Reproduce the data in its entirety, exactly as supplied.

INPUT DATA Start Marker

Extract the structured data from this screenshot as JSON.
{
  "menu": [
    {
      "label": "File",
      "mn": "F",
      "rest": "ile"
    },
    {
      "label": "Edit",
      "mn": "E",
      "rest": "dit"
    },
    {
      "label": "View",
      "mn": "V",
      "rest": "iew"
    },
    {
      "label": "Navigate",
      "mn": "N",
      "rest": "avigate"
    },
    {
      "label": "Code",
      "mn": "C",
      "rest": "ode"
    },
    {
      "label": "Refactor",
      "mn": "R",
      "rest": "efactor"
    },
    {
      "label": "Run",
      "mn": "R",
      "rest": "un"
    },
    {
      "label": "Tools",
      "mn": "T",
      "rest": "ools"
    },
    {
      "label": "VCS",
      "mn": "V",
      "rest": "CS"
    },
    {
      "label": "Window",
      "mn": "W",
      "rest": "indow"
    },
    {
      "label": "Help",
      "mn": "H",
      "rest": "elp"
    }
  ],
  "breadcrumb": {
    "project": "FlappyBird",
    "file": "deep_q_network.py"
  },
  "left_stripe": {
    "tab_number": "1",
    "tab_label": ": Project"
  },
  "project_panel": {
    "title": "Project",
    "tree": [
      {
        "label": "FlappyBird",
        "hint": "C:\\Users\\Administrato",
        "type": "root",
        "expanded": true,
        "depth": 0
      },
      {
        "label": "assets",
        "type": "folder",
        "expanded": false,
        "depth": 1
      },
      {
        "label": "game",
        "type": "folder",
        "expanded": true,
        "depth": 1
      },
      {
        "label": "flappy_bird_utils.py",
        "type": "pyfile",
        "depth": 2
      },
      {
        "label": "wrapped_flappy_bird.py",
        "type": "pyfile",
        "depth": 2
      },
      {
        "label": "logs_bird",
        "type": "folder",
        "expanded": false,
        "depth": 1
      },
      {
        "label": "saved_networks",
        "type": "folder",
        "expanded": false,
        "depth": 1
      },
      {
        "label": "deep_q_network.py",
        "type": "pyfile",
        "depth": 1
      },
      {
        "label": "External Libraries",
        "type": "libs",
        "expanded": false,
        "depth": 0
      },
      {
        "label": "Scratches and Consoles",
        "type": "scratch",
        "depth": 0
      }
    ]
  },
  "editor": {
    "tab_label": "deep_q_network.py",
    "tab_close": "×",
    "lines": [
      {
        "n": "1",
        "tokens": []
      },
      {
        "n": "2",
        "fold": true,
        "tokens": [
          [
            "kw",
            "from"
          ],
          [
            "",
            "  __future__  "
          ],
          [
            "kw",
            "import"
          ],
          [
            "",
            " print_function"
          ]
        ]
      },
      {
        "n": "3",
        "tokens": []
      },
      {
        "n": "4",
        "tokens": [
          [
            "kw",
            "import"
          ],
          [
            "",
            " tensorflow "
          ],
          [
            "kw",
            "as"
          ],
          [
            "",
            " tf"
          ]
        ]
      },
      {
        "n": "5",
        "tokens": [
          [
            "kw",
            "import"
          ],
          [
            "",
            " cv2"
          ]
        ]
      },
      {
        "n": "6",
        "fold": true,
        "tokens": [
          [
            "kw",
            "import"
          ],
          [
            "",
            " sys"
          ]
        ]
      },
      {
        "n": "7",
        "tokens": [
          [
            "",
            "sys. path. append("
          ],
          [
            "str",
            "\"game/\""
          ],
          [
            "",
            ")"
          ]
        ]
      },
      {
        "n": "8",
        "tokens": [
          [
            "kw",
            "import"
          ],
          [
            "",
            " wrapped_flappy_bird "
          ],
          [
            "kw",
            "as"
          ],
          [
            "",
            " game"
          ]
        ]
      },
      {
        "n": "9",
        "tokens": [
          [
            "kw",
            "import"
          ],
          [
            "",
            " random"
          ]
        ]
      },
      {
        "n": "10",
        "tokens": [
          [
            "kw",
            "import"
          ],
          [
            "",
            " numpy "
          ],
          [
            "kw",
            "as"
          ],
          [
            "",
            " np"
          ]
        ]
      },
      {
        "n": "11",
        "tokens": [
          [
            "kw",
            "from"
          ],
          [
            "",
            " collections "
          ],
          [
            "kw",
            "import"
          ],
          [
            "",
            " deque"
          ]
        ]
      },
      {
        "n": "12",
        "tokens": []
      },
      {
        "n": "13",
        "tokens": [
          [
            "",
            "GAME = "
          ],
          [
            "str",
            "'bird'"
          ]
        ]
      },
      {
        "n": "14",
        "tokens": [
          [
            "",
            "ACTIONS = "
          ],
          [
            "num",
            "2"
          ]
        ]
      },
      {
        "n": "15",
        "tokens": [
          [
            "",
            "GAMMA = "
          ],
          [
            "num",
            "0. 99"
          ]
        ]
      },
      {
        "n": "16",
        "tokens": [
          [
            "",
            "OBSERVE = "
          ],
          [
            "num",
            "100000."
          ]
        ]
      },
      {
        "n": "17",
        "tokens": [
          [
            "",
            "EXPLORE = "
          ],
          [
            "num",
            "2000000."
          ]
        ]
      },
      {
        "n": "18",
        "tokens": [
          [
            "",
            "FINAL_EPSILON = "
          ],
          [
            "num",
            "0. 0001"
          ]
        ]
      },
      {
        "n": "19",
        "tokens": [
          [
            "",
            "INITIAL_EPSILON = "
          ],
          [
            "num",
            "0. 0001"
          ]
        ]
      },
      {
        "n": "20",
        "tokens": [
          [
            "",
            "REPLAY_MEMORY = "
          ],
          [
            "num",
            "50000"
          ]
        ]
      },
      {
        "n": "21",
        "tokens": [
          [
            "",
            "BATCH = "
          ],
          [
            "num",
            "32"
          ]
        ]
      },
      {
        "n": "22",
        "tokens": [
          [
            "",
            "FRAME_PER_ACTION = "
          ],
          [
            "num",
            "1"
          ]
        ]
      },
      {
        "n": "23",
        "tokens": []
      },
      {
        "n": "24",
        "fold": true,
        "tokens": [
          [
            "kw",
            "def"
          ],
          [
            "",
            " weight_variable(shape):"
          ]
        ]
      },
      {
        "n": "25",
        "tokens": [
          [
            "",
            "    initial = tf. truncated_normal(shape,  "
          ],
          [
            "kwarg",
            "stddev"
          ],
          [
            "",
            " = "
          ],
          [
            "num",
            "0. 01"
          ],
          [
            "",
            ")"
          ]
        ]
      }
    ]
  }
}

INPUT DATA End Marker

** PROBLEM SOLUTION **
Extract the structured data from this screenshot as JSON.
{
  "menu": [
    {
      "label": "File",
      "mn": "F",
      "rest": "ile"
    },
    {
      "label": "Edit",
      "mn": "E",
      "rest": "dit"
    },
    {
      "label": "View",
      "mn": "V",
      "rest": "iew"
    },
    {
      "label": "Navigate",
      "mn": "N",
      "rest": "avigate"
    },
    {
      "label": "Code",
      "mn": "C",
      "rest": "ode"
    },
    {
      "label": "Refactor",
      "mn": "R",
      "rest": "efactor"
    },
    {
      "label": "Run",
      "mn": "R",
      "rest": "un"
    },
    {
      "label": "Tools",
      "mn": "T",
      "rest": "ools"
    },
    {
      "label": "VCS",
      "mn": "V",
      "rest": "CS"
    },
    {
      "label": "Window",
      "mn": "W",
      "rest": "indow"
    },
    {
      "label": "Help",
      "mn": "H",
      "rest": "elp"
    }
  ],
  "breadcrumb": {
    "project": "FlappyBird",
    "file": "deep_q_network.py"
  },
  "left_stripe": {
    "tab_number": "1",
    "tab_label": ": Project"
  },
  "project_panel": {
    "title": "Project",
    "tree": [
      {
        "label": "FlappyBird",
        "hint": "C:\\Users\\Administrato",
        "type": "root",
        "expanded": true,
        "depth": 0
      },
      {
        "label": "assets",
        "type": "folder",
        "expanded": false,
        "depth": 1
      },
      {
        "label": "game",
        "type": "folder",
        "expanded": true,
        "depth": 1
      },
      {
        "label": "flappy_bird_utils.py",
        "type": "pyfile",
        "depth": 2
      },
      {
        "label": "wrapped_flappy_bird.py",
        "type": "pyfile",
        "depth": 2
      },
      {
        "label": "logs_bird",
        "type": "folder",
        "expanded": false,
        "depth": 1
      },
      {
        "label": "saved_networks",
        "type": "folder",
        "expanded": false,
        "depth": 1
      },
      {
        "label": "deep_q_network.py",
        "type": "pyfile",
        "depth": 1
      },
      {
        "label": "External Libraries",
        "type": "libs",
        "expanded": false,
        "depth": 0
      },
      {
        "label": "Scratches and Consoles",
        "type": "scratch",
        "depth": 0
      }
    ]
  },
  "editor": {
    "tab_label": "deep_q_network.py",
    "tab_close": "×",
    "lines": [
      {
        "n": "1",
        "tokens": []
      },
      {
        "n": "2",
        "fold": true,
        "tokens": [
          [
            "kw",
            "from"
          ],
          [
            "",
            "  __future__  "
          ],
          [
            "kw",
            "import"
          ],
          [
            "",
            " print_function"
          ]
        ]
      },
      {
        "n": "3",
        "tokens": []
      },
      {
        "n": "4",
        "tokens": [
          [
            "kw",
            "import"
          ],
          [
            "",
            " tensorflow "
          ],
          [
            "kw",
            "as"
          ],
          [
            "",
            " tf"
          ]
        ]
      },
      {
        "n": "5",
        "tokens": [
          [
            "kw",
            "import"
          ],
          [
            "",
            " cv2"
          ]
        ]
      },
      {
        "n": "6",
        "fold": true,
        "tokens": [
          [
            "kw",
            "import"
          ],
          [
            "",
            " sys"
          ]
        ]
      },
      {
        "n": "7",
        "tokens": [
          [
            "",
            "sys. path. append("
          ],
          [
            "str",
            "\"game/\""
          ],
          [
            "",
            ")"
          ]
        ]
      },
      {
        "n": "8",
        "tokens": [
          [
            "kw",
            "import"
          ],
          [
            "",
            " wrapped_flappy_bird "
          ],
          [
            "kw",
            "as"
          ],
          [
            "",
            " game"
          ]
        ]
      },
      {
        "n": "9",
        "tokens": [
          [
            "kw",
            "import"
          ],
          [
            "",
            " random"
          ]
        ]
      },
      {
        "n": "10",
        "tokens": [
          [
            "kw",
            "import"
          ],
          [
            "",
            " numpy "
          ],
          [
            "kw",
            "as"
          ],
          [
            "",
            " np"
          ]
        ]
      },
      {
        "n": "11",
        "tokens": [
          [
            "kw",
            "from"
          ],
          [
            "",
            " collections "
          ],
          [
            "kw",
            "import"
          ],
          [
            "",
            " deque"
          ]
        ]
      },
      {
        "n": "12",
        "tokens": []
      },
      {
        "n": "13",
        "tokens": [
          [
            "",
            "GAME = "
          ],
          [
            "str",
            "'bird'"
          ]
        ]
      },
      {
        "n": "14",
        "tokens": [
          [
            "",
            "ACTIONS = "
          ],
          [
            "num",
            "2"
          ]
        ]
      },
      {
        "n": "15",
        "tokens": [
          [
            "",
            "GAMMA = "
          ],
          [
            "num",
            "0. 99"
          ]
        ]
      },
      {
        "n": "16",
        "tokens": [
          [
            "",
            "OBSERVE = "
          ],
          [
            "num",
            "100000."
          ]
        ]
      },
      {
        "n": "17",
        "tokens": [
          [
            "",
            "EXPLORE = "
          ],
          [
            "num",
            "2000000."
          ]
        ]
      },
      {
        "n": "18",
        "tokens": [
          [
            "",
            "FINAL_EPSILON = "
          ],
          [
            "num",
            "0. 0001"
          ]
        ]
      },
      {
        "n": "19",
        "tokens": [
          [
            "",
            "INITIAL_EPSILON = "
          ],
          [
            "num",
            "0. 0001"
          ]
        ]
      },
      {
        "n": "20",
        "tokens": [
          [
            "",
            "REPLAY_MEMORY = "
          ],
          [
            "num",
            "50000"
          ]
        ]
      },
      {
        "n": "21",
        "tokens": [
          [
            "",
            "BATCH = "
          ],
          [
            "num",
            "32"
          ]
        ]
      },
      {
        "n": "22",
        "tokens": [
          [
            "",
            "FRAME_PER_ACTION = "
          ],
          [
            "num",
            "1"
          ]
        ]
      },
      {
        "n": "23",
        "tokens": []
      },
      {
        "n": "24",
        "fold": true,
        "tokens": [
          [
            "kw",
            "def"
          ],
          [
            "",
            " weight_variable(shape):"
          ]
        ]
      },
      {
        "n": "25",
        "tokens": [
          [
            "",
            "    initial = tf. truncated_normal(shape,  "
          ],
          [
            "kwarg",
            "stddev"
          ],
          [
            "",
            " = "
          ],
          [
            "num",
            "0. 01"
          ],
          [
            "",
            ")"
          ]
        ]
      }
    ]
  }
}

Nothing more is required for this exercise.